Reviewed by: Stephanie Hanson
Starring: Alex D. Linz, Scarlett Johansson, Rya Kihlstedt, Kevin Kilner, Haviland Morris / Director: Raja Gosnell / Released by: 20th Century Fox
This fun, entertaining movie is almost as good as the orginal “Home Alone”. The family members are much nicer to one another than the mean—spiritedness that characterized the first movie.
When young Alex Pruitt clears snow from his dour, cheap neighbor’s driveway, she gives him a remote control car someone placed in one of her bags at the airport. Neither of them knows a special computer chip is hidden in the car, one that has been stolen from the Air Force and makes any air defense useless. The four international spies who were hired to steal the chip trace it to Alex’s block in Chicago.
Poor Alex comes down with the chicken pox and is confined to the house. He notices the four spies breaking into two different houses but by the time the police arrive the spies are gone. Now no one will believe little Alex and it’s up to him to save the chip and protect himself (which he does in a similar manner to the first two movies in this series.)

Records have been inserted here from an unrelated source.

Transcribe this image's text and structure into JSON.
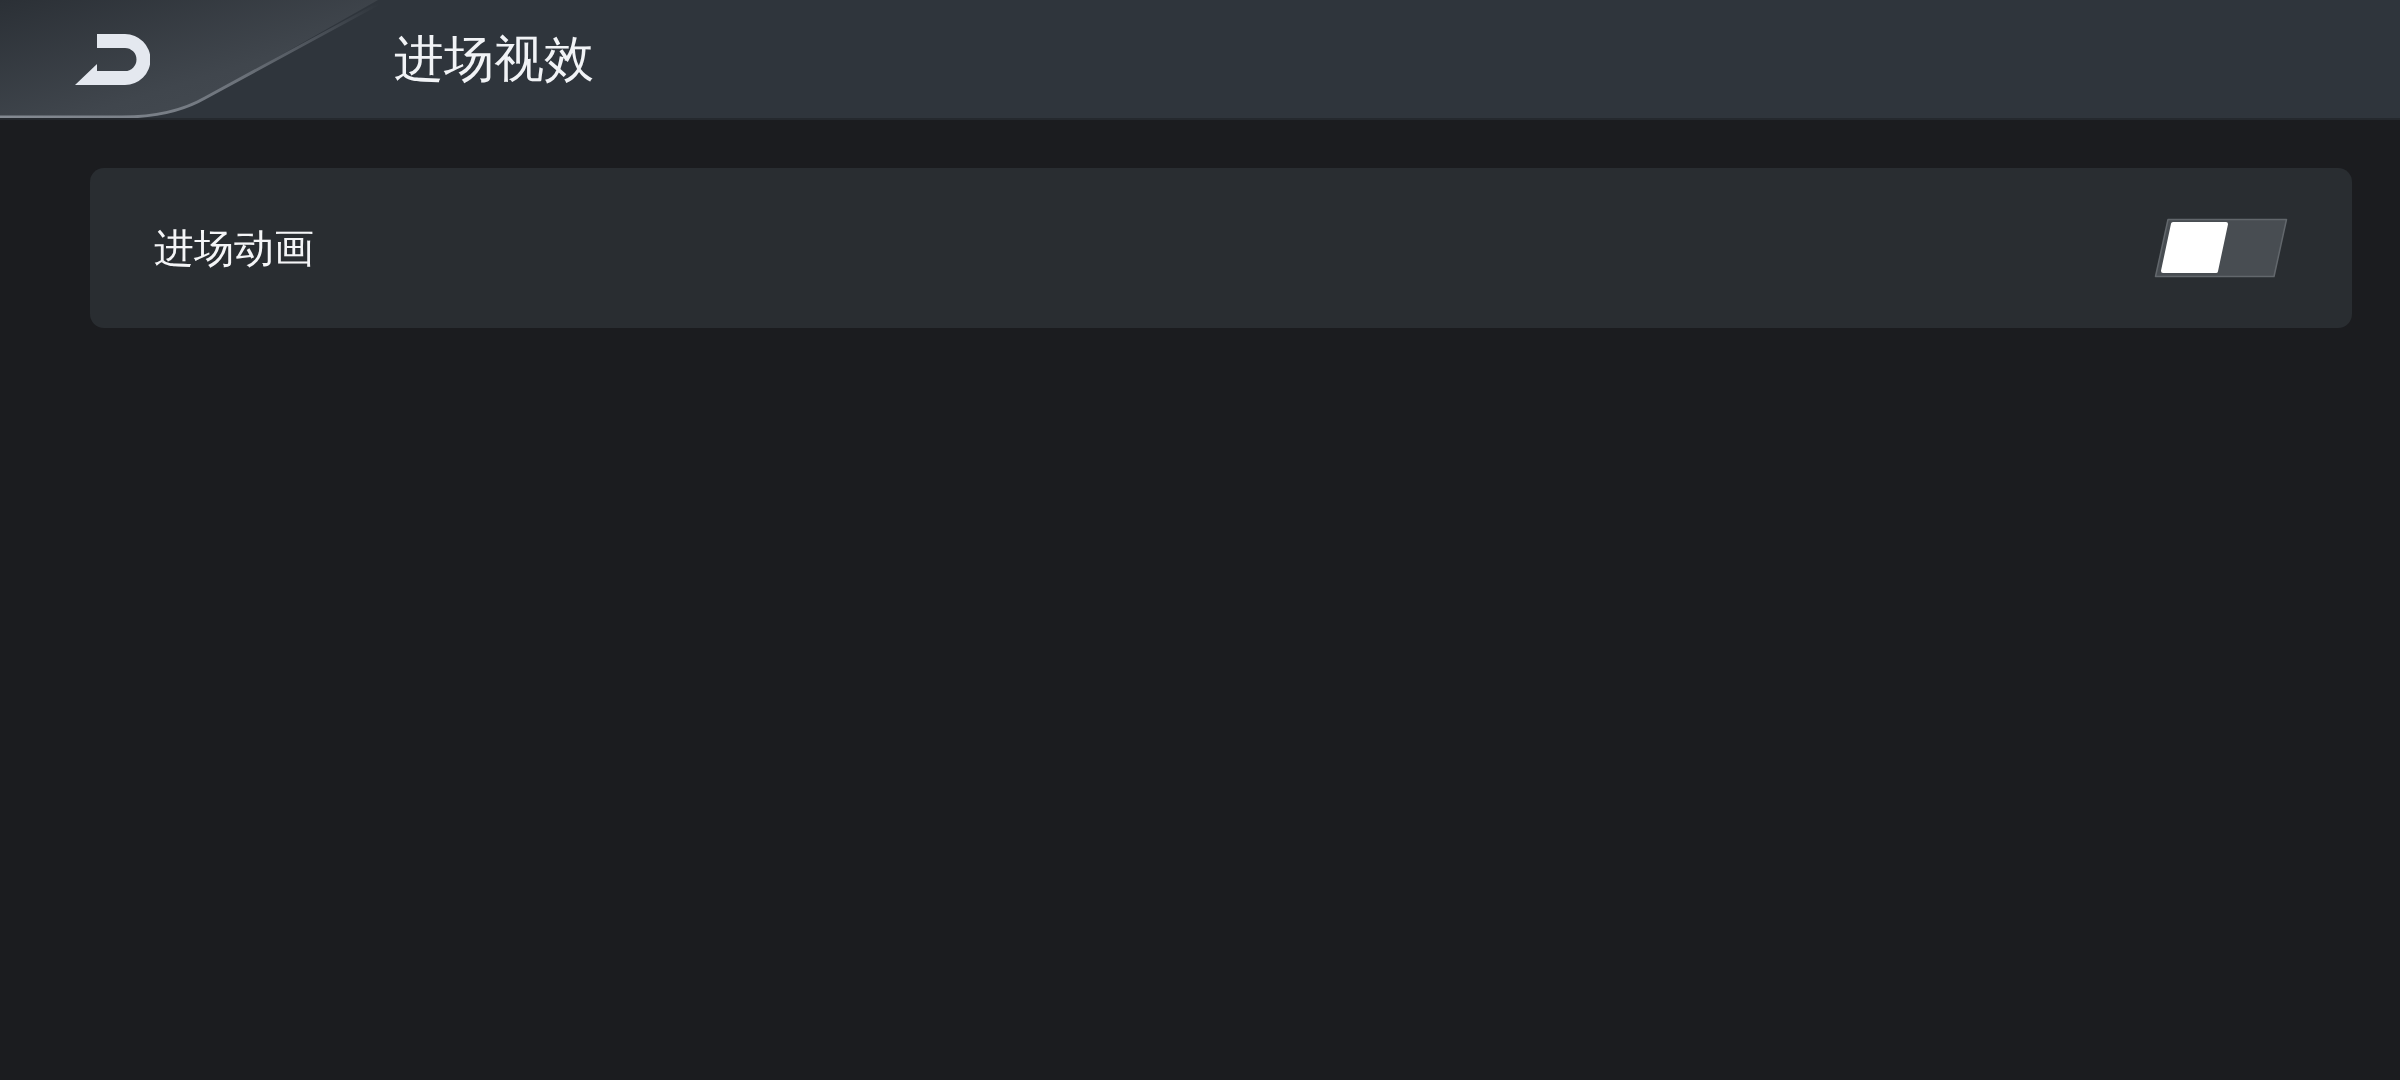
{
  "header": {
    "title": "进场视效"
  },
  "settings": [
    {
      "label": "进场动画",
      "on": false
    }
  ]
}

It’s refreshing to see a family treat each other with love and consideration and Alex is a wonderful example of a respectful child. This movie contains no profanity or rude phrases. The only nudity is a brief peek at a poster of a blonde woman used in one of Alex’s tricks and is very mild.
The one area parents will be concerned with is violence. This movie is not as violent as “Home Alone 2” but it does contain a lot of head-banging and slapstick comedy. Though this may be equivalent to a “Roadrunner” cartoon or a “Three Stooges” episode, parents will want to caution children about trying to copy these stunts. Violence in fiction can be very funny, but not in real life!